Multiple non specific infection information

Group A Streptoccocus factsheet December 2022

Scarlet Fever Information letter December 2022

Increasing Rates of Scarlet Fever (Group A Strep)

Following the communication sent out in the school newsletter on 28th November, we are writing to inform you that the UKHSA continue to see elevated levels of Scarlet Fever cases, particularly in young children. We would like to take this opportunity to remind you of the signs, symptoms and the actions to be taken.

Signs and Symptoms of Scarlet Fever

• Scarlet Fever is a common childhood infection caused by Streptococcus pyogenes, or group A streptococcus (GAS). The early symptoms of scarlet fever include sore throat, headache, fever, nausea and vomiting.

• After 12 to 48 hours the characteristic red, pinhead rash develops, typically first appearing on the chest and stomach, then rapidly spreading to other parts of the body, and giving the skin a sandpaper-like texture.

• The scarlet rash may be harder to spot on darker skin, although the 'sandpaper' feel should be present. Patients typically have flushed cheeks and pallor around the mouth. This may be accompanied by a ‘strawberry tongue’. As the child improves peeling of the skin can occur.

It is important that any cases are treated promptly with antibiotics. If you or a member of your family are showing signs and symptoms, seek medical attention

(see your GP or contact NHS 111 ). If your child is diagnosed with Scarlet Fever, please remember that they cannot return to school until 24 hours after starting antibiotics.

To reduce the spread Do

• Wash your hands with soap and water

• Use tissues to trap germs from coughs and sneezes.

• Bin used tissues as quickly as possible. Don’t

• do not share cutlery, cups, towels, clothes, bedding or baths with anyone who has symptoms of scarlet fever Please be vigilant and if your child is displaying any of the early symptoms: sore throat, headache, fever, nausea and vomiting, then they should stay off school as a precaution. Further information can be found via the following links.
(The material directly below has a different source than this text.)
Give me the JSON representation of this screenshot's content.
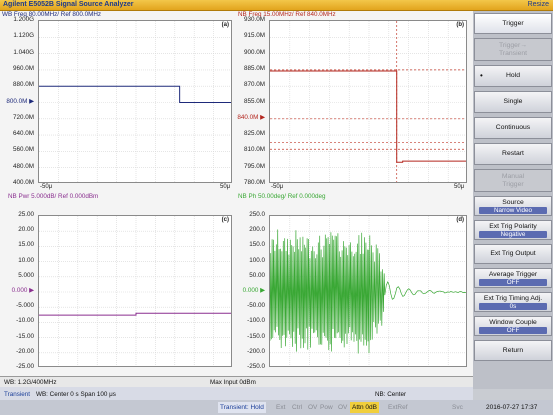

NHS Scarlet Fever Factsheet - includes useful information and images UKHSA - 5 ways to Protect your Under 5s this Winter.